Men Charged With Providing Phony Million Dollar Bills To Local Bank As Collateral For Loan
Las Vegas, Nev. – Two men have been indicted by the Federal Grand Jury on charges that they tried to obtain a $10 million loan from a local bank using phony million dollar bills as collateral, announced Daniel G. Bogden, United States Attorney for the District of Nevada.
Herbert J. Bernstein, age 69, of Huntington Valley, Pennsylvania, and Marino Vlacic, age 54, of Las Vegas, Nevada, were indicted on Wednesday, December 20, 2006, and charged with Conspiracy, Possession of Fictitious Obligations, Bank Fraud and Aiding and Abetting. If convicted, they face up to five years imprisonment and a $250,000 fine on the Conspiracy charge; up to 25 years imprisonment and a $250,000 fine on the Possession of Fictitious Obligations charge; and up to 30 years imprisonment and a $1,000,000 fine on the Bank Fraud charge.
According to the court records, from approximately November 29, 2006, to December 11, 2006, Bernstein and Vlacic allegedly conspired to fraudulently obtain 10 million dollars from Southwest USA Bank, located in Las Vegas, by offering 12 fictitious million dollar "U.S. Treasury Silver Certificates" as collateral for a 10 million dollar loan. The certificates they offered purport to be from a "1923 series," and look similar to modern U.S. Federal Reserve notes.
On November 29, 2006, Vlacic and an unindicted third party met with a representative of Southwest USA Bank and discussed the possibility of securing a 50 million dollar loan for his business. The bank representative informed Vlacic that the bank could only loan $10 million. Vlacic claimed that he had access to collateral for the loan in the way of gold certificates, bonds, Federal Reserve Notes, and Silver Certificates. Vlacic provided the bank representative with photocopies of some of the purported collateral and stated he would return to the bank on December 1, 2006, with his attorney, co-defendant Bernstein, to complete a loan application.
On December 1, 2006, Vlacic returned to the bank and completed a loan application for ten million dollars. Vlacic stated that the silver certificates were in Bernstein's possession. Bernstein joined the meeting by speaker phone, and claimed that he owned and possessed the Silver Certificates which were to be used as collateral for the loan. Bernstein also claimed that he had authenticated the notes and bonds through the United States Treasury computer system. They advised the bank representative that they would return to the bank in the next two weeks to close on the loan.
On December 5, 2006, Bernstein signed a loan proposal letter from the bank for a $10 million loan, claiming the $12 million fictitious silver certificates as collateral.
The bank notified the FBI of the defendants attempt to obtain the large loan and provided copies of the purported silver certificates.

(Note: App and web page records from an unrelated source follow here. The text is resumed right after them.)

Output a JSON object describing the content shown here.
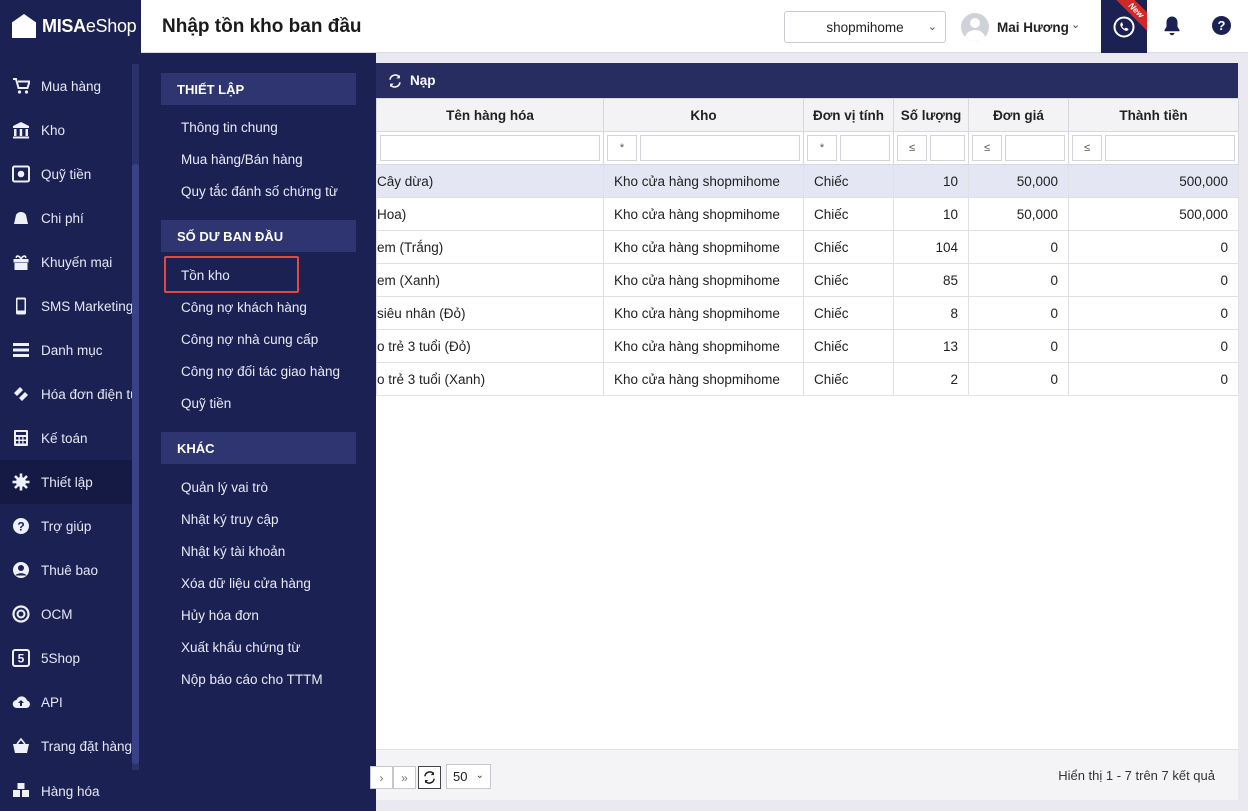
{
  "app": {
    "logo_text": "MISA",
    "logo_text2": "eShop"
  },
  "header": {
    "title": "Nhập tồn kho ban đầu",
    "shop": "shopmihome",
    "user": "Mai Hương",
    "new_badge": "New"
  },
  "sidebar": {
    "items": [
      {
        "label": "Mua hàng",
        "icon": "cart-icon"
      },
      {
        "label": "Kho",
        "icon": "warehouse-icon"
      },
      {
        "label": "Quỹ tiền",
        "icon": "safe-icon"
      },
      {
        "label": "Chi phí",
        "icon": "expense-icon"
      },
      {
        "label": "Khuyến mại",
        "icon": "gift-icon"
      },
      {
        "label": "SMS Marketing",
        "icon": "phone-icon"
      },
      {
        "label": "Danh mục",
        "icon": "list-icon"
      },
      {
        "label": "Hóa đơn điện tử",
        "icon": "invoice-icon"
      },
      {
        "label": "Kế toán",
        "icon": "calculator-icon"
      },
      {
        "label": "Thiết lập",
        "icon": "gear-icon"
      },
      {
        "label": "Trợ giúp",
        "icon": "help-icon"
      },
      {
        "label": "Thuê bao",
        "icon": "user-icon"
      },
      {
        "label": "OCM",
        "icon": "ocm-icon"
      },
      {
        "label": "5Shop",
        "icon": "5shop-icon"
      },
      {
        "label": "API",
        "icon": "cloud-upload-icon"
      },
      {
        "label": "Trang đặt hàng",
        "icon": "basket-icon"
      },
      {
        "label": "Hàng hóa",
        "icon": "goods-icon"
      }
    ]
  },
  "flyout": {
    "groups": [
      {
        "title": "THIẾT LẬP",
        "items": [
          "Thông tin chung",
          "Mua hàng/Bán hàng",
          "Quy tắc đánh số chứng từ"
        ]
      },
      {
        "title": "SỐ DƯ BAN ĐẦU",
        "items": [
          "Tồn kho",
          "Công nợ khách hàng",
          "Công nợ nhà cung cấp",
          "Công nợ đối tác giao hàng",
          "Quỹ tiền"
        ]
      },
      {
        "title": "KHÁC",
        "items": [
          "Quản lý vai trò",
          "Nhật ký truy cập",
          "Nhật ký tài khoản",
          "Xóa dữ liệu cửa hàng",
          "Hủy hóa đơn",
          "Xuất khẩu chứng từ",
          "Nộp báo cáo cho TTTM"
        ]
      }
    ]
  },
  "toolbar": {
    "reload_label": "Nạp"
  },
  "table": {
    "columns": [
      "Tên hàng hóa",
      "Kho",
      "Đơn vị tính",
      "Số lượng",
      "Đơn giá",
      "Thành tiền"
    ],
    "filter_ops": [
      "*",
      "*",
      "≤",
      "≤",
      "≤"
    ],
    "rows": [
      [
        "Cây dừa)",
        "Kho cửa hàng shopmihome",
        "Chiếc",
        "10",
        "50,000",
        "500,000"
      ],
      [
        "Hoa)",
        "Kho cửa hàng shopmihome",
        "Chiếc",
        "10",
        "50,000",
        "500,000"
      ],
      [
        " em (Trắng)",
        "Kho cửa hàng shopmihome",
        "Chiếc",
        "104",
        "0",
        "0"
      ],
      [
        " em (Xanh)",
        "Kho cửa hàng shopmihome",
        "Chiếc",
        "85",
        "0",
        "0"
      ],
      [
        " siêu nhân (Đỏ)",
        "Kho cửa hàng shopmihome",
        "Chiếc",
        "8",
        "0",
        "0"
      ],
      [
        "o trẻ 3 tuổi (Đỏ)",
        "Kho cửa hàng shopmihome",
        "Chiếc",
        "13",
        "0",
        "0"
      ],
      [
        "o trẻ 3 tuổi (Xanh)",
        "Kho cửa hàng shopmihome",
        "Chiếc",
        "2",
        "0",
        "0"
      ]
    ]
  },
  "pager": {
    "page_size": "50",
    "info": "Hiển thị 1 - 7 trên 7 kết quả"
  },
  "colors": {
    "sidebar": "#1b2152",
    "accent_highlight": "#e5483d",
    "toolbar": "#272d61"
  }
}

The United States Secret Service confirmed that the $1 million certificates were fictitious, as the United States never produced currency in denominations larger than $100,000.
On December 11, 2006, Bernstein and Vlacic arrived at Southwest Bank and met with the loan representative. FBI Agents were waiting in a conference room at the bank. Vlacic signed the loan proposal and Bernstein provided the representative with 12 fictitious million dollar silver certificates. The FBI Agents then entered the room and the defendants were arrested.
On December 12, 2006, the defendants made an initial appearance before a United States Magistrate Judge. Mr. Bernstein was released on bond, and Mr. Vlacic was detained. They are scheduled to be arraigned on the charges set forth in the Indictment on December 29, 2006, at 8:30 a.m. by United States Magistrate Judge Peggy Leen.
The case is being investigated by the FBI and prosecuted by Assistant United States Attorney Thomas S. Dougherty.
The public is reminded that an indictment contains only charges and is not evidence of guilt. The defendants are presumed innocent and entitled to a fair trial at which the government has the burden of proving guilt beyond a reasonable doubt.